By: R.E. Johnson
Published in: PLoPD2
Category: Accounting, Transaction Processing
Summary: Business transaction processing systems cause master files of accounts to be updated. These patterns describe how these systems work and how to improve them.
Businesses need to prove that things are as they say they are, so they must turn everything into a transaction that can be recorded. The current state of a business should be apparent from the aggregate record.
You're using Business Transactions. Use different representations of transactions during processing from those for archival purposes. Don't archive transactions until you've finished all processing related to a business event, including rerunning it and generating management information.
Keep a set of accounts that track the current state of the business. State variables are attributes of the accounts.

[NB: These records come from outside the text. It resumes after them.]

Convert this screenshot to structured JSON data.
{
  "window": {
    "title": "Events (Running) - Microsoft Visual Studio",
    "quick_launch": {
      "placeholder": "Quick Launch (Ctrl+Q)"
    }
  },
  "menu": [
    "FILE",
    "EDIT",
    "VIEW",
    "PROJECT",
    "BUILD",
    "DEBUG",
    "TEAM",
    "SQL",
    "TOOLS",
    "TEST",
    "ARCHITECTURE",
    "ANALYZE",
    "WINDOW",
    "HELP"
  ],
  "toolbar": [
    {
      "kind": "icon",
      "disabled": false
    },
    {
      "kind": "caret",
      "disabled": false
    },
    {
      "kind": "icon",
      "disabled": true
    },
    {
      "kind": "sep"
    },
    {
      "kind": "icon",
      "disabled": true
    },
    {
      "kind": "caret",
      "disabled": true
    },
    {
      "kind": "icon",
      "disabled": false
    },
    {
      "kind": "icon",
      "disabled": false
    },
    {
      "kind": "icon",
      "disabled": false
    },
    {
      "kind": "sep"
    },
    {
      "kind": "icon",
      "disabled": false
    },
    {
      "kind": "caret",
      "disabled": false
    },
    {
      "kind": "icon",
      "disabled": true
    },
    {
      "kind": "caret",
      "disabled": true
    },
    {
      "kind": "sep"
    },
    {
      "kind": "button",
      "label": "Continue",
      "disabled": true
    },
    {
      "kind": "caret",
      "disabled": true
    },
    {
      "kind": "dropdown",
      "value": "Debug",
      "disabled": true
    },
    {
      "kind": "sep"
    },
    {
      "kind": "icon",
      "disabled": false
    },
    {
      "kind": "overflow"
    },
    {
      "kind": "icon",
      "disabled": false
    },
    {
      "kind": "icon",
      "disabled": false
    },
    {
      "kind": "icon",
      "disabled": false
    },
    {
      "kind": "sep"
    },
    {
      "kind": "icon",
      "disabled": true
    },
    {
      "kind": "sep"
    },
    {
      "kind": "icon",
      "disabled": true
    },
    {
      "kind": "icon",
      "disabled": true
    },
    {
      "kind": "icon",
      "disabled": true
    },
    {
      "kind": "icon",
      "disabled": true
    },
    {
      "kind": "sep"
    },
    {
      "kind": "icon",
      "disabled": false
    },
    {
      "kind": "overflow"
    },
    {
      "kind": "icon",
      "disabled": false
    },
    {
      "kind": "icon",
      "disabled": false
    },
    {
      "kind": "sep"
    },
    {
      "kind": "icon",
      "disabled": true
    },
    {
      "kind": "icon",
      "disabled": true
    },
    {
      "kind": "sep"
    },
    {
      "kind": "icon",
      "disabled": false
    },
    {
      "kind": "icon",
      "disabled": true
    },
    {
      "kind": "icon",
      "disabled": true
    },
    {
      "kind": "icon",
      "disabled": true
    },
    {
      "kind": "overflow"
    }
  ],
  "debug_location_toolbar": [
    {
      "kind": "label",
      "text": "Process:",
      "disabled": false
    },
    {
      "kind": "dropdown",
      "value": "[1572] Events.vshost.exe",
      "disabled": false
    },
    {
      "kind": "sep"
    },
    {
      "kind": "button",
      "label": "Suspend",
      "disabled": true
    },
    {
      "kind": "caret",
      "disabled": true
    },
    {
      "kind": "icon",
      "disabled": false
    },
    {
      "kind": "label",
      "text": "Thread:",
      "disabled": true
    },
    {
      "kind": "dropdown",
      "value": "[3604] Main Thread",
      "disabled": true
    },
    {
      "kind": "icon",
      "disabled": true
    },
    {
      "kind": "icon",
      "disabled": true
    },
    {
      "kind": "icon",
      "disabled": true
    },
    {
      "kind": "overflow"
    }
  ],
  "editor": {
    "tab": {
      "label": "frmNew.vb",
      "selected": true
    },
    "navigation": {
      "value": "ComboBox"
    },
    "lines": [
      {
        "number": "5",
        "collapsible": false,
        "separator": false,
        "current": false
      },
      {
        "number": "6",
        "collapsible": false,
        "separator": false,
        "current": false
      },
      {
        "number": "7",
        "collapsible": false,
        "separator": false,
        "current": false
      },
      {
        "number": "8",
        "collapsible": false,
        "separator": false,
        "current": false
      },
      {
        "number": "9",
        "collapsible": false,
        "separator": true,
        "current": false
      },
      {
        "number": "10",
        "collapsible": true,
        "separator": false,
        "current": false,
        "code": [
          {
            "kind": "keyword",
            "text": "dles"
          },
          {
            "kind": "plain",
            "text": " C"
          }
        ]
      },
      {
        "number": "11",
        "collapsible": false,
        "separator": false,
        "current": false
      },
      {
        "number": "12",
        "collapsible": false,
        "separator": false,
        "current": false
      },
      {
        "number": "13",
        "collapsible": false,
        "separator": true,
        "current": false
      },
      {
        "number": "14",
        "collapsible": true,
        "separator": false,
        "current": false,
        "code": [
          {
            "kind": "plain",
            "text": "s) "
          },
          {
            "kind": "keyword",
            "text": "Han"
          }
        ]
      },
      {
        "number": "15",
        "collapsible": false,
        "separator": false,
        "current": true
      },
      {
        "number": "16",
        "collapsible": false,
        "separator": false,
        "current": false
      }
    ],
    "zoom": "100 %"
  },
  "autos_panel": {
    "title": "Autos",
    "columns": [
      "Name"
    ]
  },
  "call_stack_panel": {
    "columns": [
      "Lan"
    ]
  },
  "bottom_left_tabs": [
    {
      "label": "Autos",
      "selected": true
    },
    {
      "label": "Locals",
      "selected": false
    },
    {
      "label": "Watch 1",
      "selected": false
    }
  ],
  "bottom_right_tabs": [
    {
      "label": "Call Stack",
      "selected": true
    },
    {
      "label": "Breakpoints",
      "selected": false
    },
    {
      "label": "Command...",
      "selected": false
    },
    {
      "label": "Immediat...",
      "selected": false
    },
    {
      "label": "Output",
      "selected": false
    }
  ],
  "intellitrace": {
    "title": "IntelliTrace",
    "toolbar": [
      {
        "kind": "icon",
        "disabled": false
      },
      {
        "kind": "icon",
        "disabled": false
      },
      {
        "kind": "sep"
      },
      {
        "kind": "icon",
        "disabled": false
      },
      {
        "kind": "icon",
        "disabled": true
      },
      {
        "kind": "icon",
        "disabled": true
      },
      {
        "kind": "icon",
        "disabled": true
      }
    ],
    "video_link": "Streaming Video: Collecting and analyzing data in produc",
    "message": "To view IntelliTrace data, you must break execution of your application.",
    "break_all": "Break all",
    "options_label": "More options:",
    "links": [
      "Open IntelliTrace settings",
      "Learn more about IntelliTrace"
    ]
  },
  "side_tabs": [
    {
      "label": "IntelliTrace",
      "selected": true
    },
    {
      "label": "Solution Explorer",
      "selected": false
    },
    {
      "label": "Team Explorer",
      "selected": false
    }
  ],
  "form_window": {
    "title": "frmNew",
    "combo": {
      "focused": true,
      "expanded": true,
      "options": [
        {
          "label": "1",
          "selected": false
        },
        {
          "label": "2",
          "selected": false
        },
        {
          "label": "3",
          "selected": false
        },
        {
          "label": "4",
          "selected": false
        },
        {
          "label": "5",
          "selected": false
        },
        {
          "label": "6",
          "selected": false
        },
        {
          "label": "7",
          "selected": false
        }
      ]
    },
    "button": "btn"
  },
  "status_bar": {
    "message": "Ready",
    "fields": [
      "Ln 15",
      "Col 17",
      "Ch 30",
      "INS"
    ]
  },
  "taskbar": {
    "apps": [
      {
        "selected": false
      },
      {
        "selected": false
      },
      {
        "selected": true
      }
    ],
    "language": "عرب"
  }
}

Some transactions are composite transactions, so post a transaction to several accounts; e.g., a sales transaction might be posted to a sales system, an inventory system, and an accounts receivable system.
Never change a transaction once it has been posted. Instead, post an "adjustment" transaction.
Finalize all transactions in a month-end closing. If accounts are out of balance, then transactions can be adjusted to fix the problems. After a month-end closing, transactions for that month cannot be changed. Closings can also occur weekly, quarterly, or yearly.
Separate business rules from transaction-processing software and store them in a database. Each rule must have a specified time during which it is valid. This allows you to stop programming in terms of the implementation language and start programming in the language of the rules themselves.
Process all transactions when they are entered into the system. This includes posting them to accounts, updating the attributes of those accounts, and checking for any dependencies on the updated attributes.